Sure, it’s an odd name for an event that had serious ramifications in American History, but for many, it’s easier to remember than Emancipation Day or Freedom Day. Of course, this day is celebrated on June 19th of every year, a day that commemorates the abortion of slavery in the state of Texas.
For more than a hundred years, Texas has honored this special day, and in 1980, the day became recognized statewide as an official holiday. Thirteen other states within the United States also celebrate this holiday, including Alaska, New York, New Jersey and California. Most government offices remain open, however, but such depends on where you live.

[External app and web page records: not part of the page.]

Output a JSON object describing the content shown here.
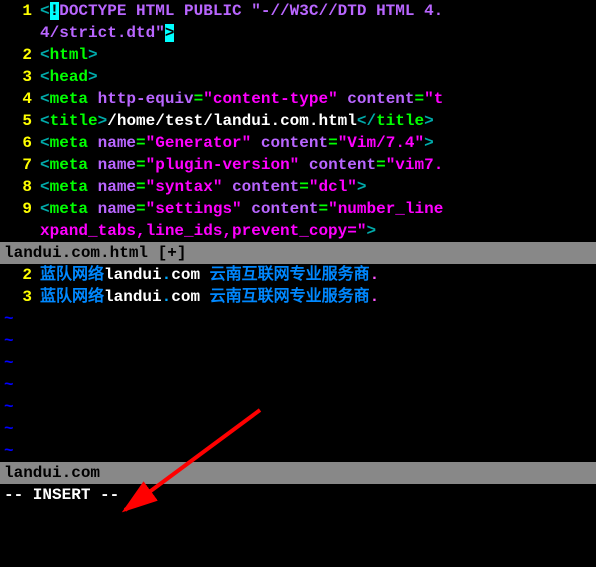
{
  "pane1": {
    "lines": [
      {
        "num": "1",
        "tokens": [
          {
            "cls": "angle",
            "t": "<"
          },
          {
            "cls": "cursor-block",
            "t": "!"
          },
          {
            "cls": "doctype",
            "t": "DOCTYPE HTML PUBLIC \"-//W3C//DTD HTML 4."
          }
        ]
      },
      {
        "num": "",
        "tokens": [
          {
            "cls": "doctype",
            "t": "4/strict.dtd\""
          },
          {
            "cls": "cursor-block",
            "t": ">"
          }
        ]
      },
      {
        "num": "2",
        "tokens": [
          {
            "cls": "angle",
            "t": "<"
          },
          {
            "cls": "tag",
            "t": "html"
          },
          {
            "cls": "angle",
            "t": ">"
          }
        ]
      },
      {
        "num": "3",
        "tokens": [
          {
            "cls": "angle",
            "t": "<"
          },
          {
            "cls": "tag",
            "t": "head"
          },
          {
            "cls": "angle",
            "t": ">"
          }
        ]
      },
      {
        "num": "4",
        "tokens": [
          {
            "cls": "angle",
            "t": "<"
          },
          {
            "cls": "tag",
            "t": "meta"
          },
          {
            "cls": "",
            "t": " "
          },
          {
            "cls": "attrname",
            "t": "http-equiv"
          },
          {
            "cls": "tag",
            "t": "="
          },
          {
            "cls": "attrval",
            "t": "\"content-type\""
          },
          {
            "cls": "",
            "t": " "
          },
          {
            "cls": "attrname",
            "t": "content"
          },
          {
            "cls": "tag",
            "t": "="
          },
          {
            "cls": "attrval",
            "t": "\"t"
          }
        ]
      },
      {
        "num": "5",
        "tokens": [
          {
            "cls": "angle",
            "t": "<"
          },
          {
            "cls": "tag",
            "t": "title"
          },
          {
            "cls": "angle",
            "t": ">"
          },
          {
            "cls": "titlepath",
            "t": "/home/test/landui.com.html"
          },
          {
            "cls": "angle",
            "t": "</"
          },
          {
            "cls": "tag",
            "t": "title"
          },
          {
            "cls": "angle",
            "t": ">"
          }
        ]
      },
      {
        "num": "6",
        "tokens": [
          {
            "cls": "angle",
            "t": "<"
          },
          {
            "cls": "tag",
            "t": "meta"
          },
          {
            "cls": "",
            "t": " "
          },
          {
            "cls": "attrname",
            "t": "name"
          },
          {
            "cls": "tag",
            "t": "="
          },
          {
            "cls": "attrval",
            "t": "\"Generator\""
          },
          {
            "cls": "",
            "t": " "
          },
          {
            "cls": "attrname",
            "t": "content"
          },
          {
            "cls": "tag",
            "t": "="
          },
          {
            "cls": "attrval",
            "t": "\"Vim/7.4\""
          },
          {
            "cls": "angle",
            "t": ">"
          }
        ]
      },
      {
        "num": "7",
        "tokens": [
          {
            "cls": "angle",
            "t": "<"
          },
          {
            "cls": "tag",
            "t": "meta"
          },
          {
            "cls": "",
            "t": " "
          },
          {
            "cls": "attrname",
            "t": "name"
          },
          {
            "cls": "tag",
            "t": "="
          },
          {
            "cls": "attrval",
            "t": "\"plugin-version\""
          },
          {
            "cls": "",
            "t": " "
          },
          {
            "cls": "attrname",
            "t": "content"
          },
          {
            "cls": "tag",
            "t": "="
          },
          {
            "cls": "attrval",
            "t": "\"vim7."
          }
        ]
      },
      {
        "num": "8",
        "tokens": [
          {
            "cls": "angle",
            "t": "<"
          },
          {
            "cls": "tag",
            "t": "meta"
          },
          {
            "cls": "",
            "t": " "
          },
          {
            "cls": "attrname",
            "t": "name"
          },
          {
            "cls": "tag",
            "t": "="
          },
          {
            "cls": "attrval",
            "t": "\"syntax\""
          },
          {
            "cls": "",
            "t": " "
          },
          {
            "cls": "attrname",
            "t": "content"
          },
          {
            "cls": "tag",
            "t": "="
          },
          {
            "cls": "attrval",
            "t": "\"dcl\""
          },
          {
            "cls": "angle",
            "t": ">"
          }
        ]
      },
      {
        "num": "9",
        "tokens": [
          {
            "cls": "angle",
            "t": "<"
          },
          {
            "cls": "tag",
            "t": "meta"
          },
          {
            "cls": "",
            "t": " "
          },
          {
            "cls": "attrname",
            "t": "name"
          },
          {
            "cls": "tag",
            "t": "="
          },
          {
            "cls": "attrval",
            "t": "\"settings\""
          },
          {
            "cls": "",
            "t": " "
          },
          {
            "cls": "attrname",
            "t": "content"
          },
          {
            "cls": "tag",
            "t": "="
          },
          {
            "cls": "attrval",
            "t": "\"number_line"
          }
        ]
      },
      {
        "num": "",
        "tokens": [
          {
            "cls": "attrval",
            "t": "xpand_tabs,line_ids,prevent_copy=\""
          },
          {
            "cls": "angle",
            "t": ">"
          }
        ]
      }
    ],
    "status": "landui.com.html [+]"
  },
  "pane2": {
    "lines": [
      {
        "num": "2",
        "tokens": [
          {
            "cls": "cn",
            "t": "蓝队网络"
          },
          {
            "cls": "cn2",
            "t": "landui"
          },
          {
            "cls": "cndot",
            "t": "."
          },
          {
            "cls": "cn2",
            "t": "com"
          },
          {
            "cls": "cn",
            "t": " 云南互联网专业服务商"
          },
          {
            "cls": "period",
            "t": "."
          }
        ]
      },
      {
        "num": "3",
        "tokens": [
          {
            "cls": "cn",
            "t": "蓝队网络"
          },
          {
            "cls": "cn2",
            "t": "landui"
          },
          {
            "cls": "cndot",
            "t": "."
          },
          {
            "cls": "cn2",
            "t": "com"
          },
          {
            "cls": "cn",
            "t": " 云南互联网专业服务商"
          },
          {
            "cls": "period",
            "t": "."
          }
        ]
      }
    ],
    "tildes": [
      "~",
      "~",
      "~",
      "~",
      "~",
      "~",
      "~"
    ],
    "status": "landui.com"
  },
  "mode": "-- INSERT --"
}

The Emancipation Proclamation, delivered and announced by President Abraham Lincoln in 1863, had little effect on the lives of slaves in the United States at that time, and indeed, the War Between the States had just suffered through one of its most costly battles at a place called Gettysburg the month before Lincoln proclaimed that all slaves were for forever more to be considered and treated as free men. Since its inception, the Emancipation Proclamation has gendered mixed views between Northerners and Southerners, and for many years, and even decades, attitudes were slow to change. Nevertheless, slaves everywhere celebrated the day with music, family and laughter. Within a short matter of time, such celebrations were held all across the nation, commemorating that day in June when every man was considered free to pursue his individual rights.
In some parts of the country, Emancipation Day is celebrated in different months. In Washington D.C., Emancipation Day is celebrated in April, in honor of the month in 1862, when President Lincoln signed the Compensated Emancipation Act for slaves living in the District of Columbia.

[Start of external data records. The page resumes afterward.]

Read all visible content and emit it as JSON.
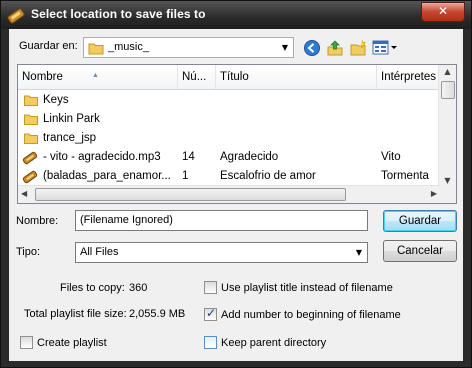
{
  "window": {
    "title": "Select location to save files to",
    "close_glyph": "✕"
  },
  "toolbar": {
    "save_in_label": "Guardar en:",
    "folder_value": "_music_"
  },
  "columns": [
    "Nombre",
    "Nú...",
    "Título",
    "Intérpretes"
  ],
  "rows": [
    {
      "name": "Keys",
      "num": "",
      "title": "",
      "artist": "",
      "type": "folder"
    },
    {
      "name": "Linkin Park",
      "num": "",
      "title": "",
      "artist": "",
      "type": "folder"
    },
    {
      "name": "trance_jsp",
      "num": "",
      "title": "",
      "artist": "",
      "type": "folder"
    },
    {
      "name": "- vito - agradecido.mp3",
      "num": "14",
      "title": "Agradecido",
      "artist": "Vito",
      "type": "audio"
    },
    {
      "name": "(baladas_para_enamor...",
      "num": "1",
      "title": "Escalofrio de amor",
      "artist": "Tormenta",
      "type": "audio"
    }
  ],
  "form": {
    "name_label": "Nombre:",
    "name_value": "(Filename Ignored)",
    "type_label": "Tipo:",
    "type_value": "All Files",
    "save_button": "Guardar",
    "cancel_button": "Cancelar"
  },
  "stats": {
    "files_label": "Files to copy:",
    "files_value": "360",
    "size_label": "Total playlist file size:",
    "size_value": "2,055.9 MB"
  },
  "options": {
    "playlist_title": {
      "label": "Use playlist title instead of filename",
      "checked": false
    },
    "add_number": {
      "label": "Add number to beginning of filename",
      "checked": true
    },
    "create_playlist": {
      "label": "Create playlist",
      "checked": false
    },
    "keep_parent": {
      "label": "Keep parent directory",
      "checked": false
    }
  }
}
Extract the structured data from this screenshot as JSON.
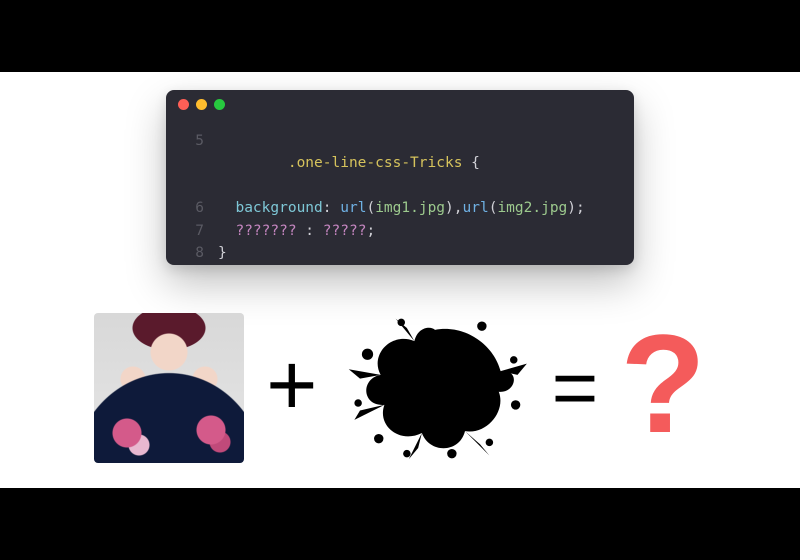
{
  "letterbox": {
    "color": "#000000"
  },
  "editor": {
    "window_dots": [
      "red",
      "yellow",
      "green"
    ],
    "lines": [
      {
        "num": "5",
        "selector": ".one-line-css-Tricks",
        "open": " {"
      },
      {
        "num": "6",
        "indent": "  ",
        "prop": "background",
        "colon": ": ",
        "func1": "url",
        "arg1": "img1.jpg",
        "sep": ",",
        "func2": "url",
        "arg2": "img2.jpg",
        "end": ";"
      },
      {
        "num": "7",
        "indent": "  ",
        "mystery_prop": "???????",
        "colon": " : ",
        "mystery_val": "?????",
        "end": ";"
      },
      {
        "num": "8",
        "close": "}"
      }
    ]
  },
  "equation": {
    "plus": "+",
    "equals": "=",
    "result": "?",
    "result_color": "#f45b5b",
    "photo_alt": "woman-with-floral-dress",
    "splat_alt": "black-ink-splat-mask"
  }
}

In January of 2005, the Mayor of Washington D.C. signed legislation that officially designated the day an official public holiday. Each year, events have been held to commemorate the event, with gatherings, speeches and seminars designed to educate and inform the public at large on the history, issues and ramifications of slavery as practiced in the United States since it’s inception to the day it officially ended in 1863. Before 2005, the day was nevertheless celebrated in Washington D.C. yearly from 1866 to just after the turn of the 20th century.
In other scattered states throughout the union however, Emancipation Day is called ‘Juneteenth’ and is celebrated on the 19th of June. The day is a day that brings civil rights’ activists and organizations to the forefront, and schools everywhere learn about slavery and it’s effects upon the nation. While mainly observed by African Americans, many other races and cultures join in remembering the occasion, as freedom is an issue that is one that is ingrained in the heart of every American, young or old. The day offers opportunities for teachers and civic leaders to celebrate the diversity of African-American history and accomplishments, and to further exploration into the contributions of specific men and women whose efforts, ingenuity and pride in America has continued to carry the United States into the forefront of global economics, technology and civil rights.

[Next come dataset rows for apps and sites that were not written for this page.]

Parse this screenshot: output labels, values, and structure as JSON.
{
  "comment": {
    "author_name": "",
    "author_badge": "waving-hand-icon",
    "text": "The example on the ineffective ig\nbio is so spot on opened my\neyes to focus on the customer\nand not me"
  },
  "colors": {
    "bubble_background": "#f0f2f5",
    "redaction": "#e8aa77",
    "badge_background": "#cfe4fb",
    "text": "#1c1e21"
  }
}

No matter by what name the day is called; Emancipation Day, Freedom Day or Juneteenth, every June 19th is a day to be remembered by every American. Freedom is the basis on which the United States was founded and for which millions have shed their blood and died. Freedom is not something to be taken for granted, but something that is to be honored, appreciated and protected at all costs. Emancipation Day is not a day just for African-Americans. It’s a day for every American.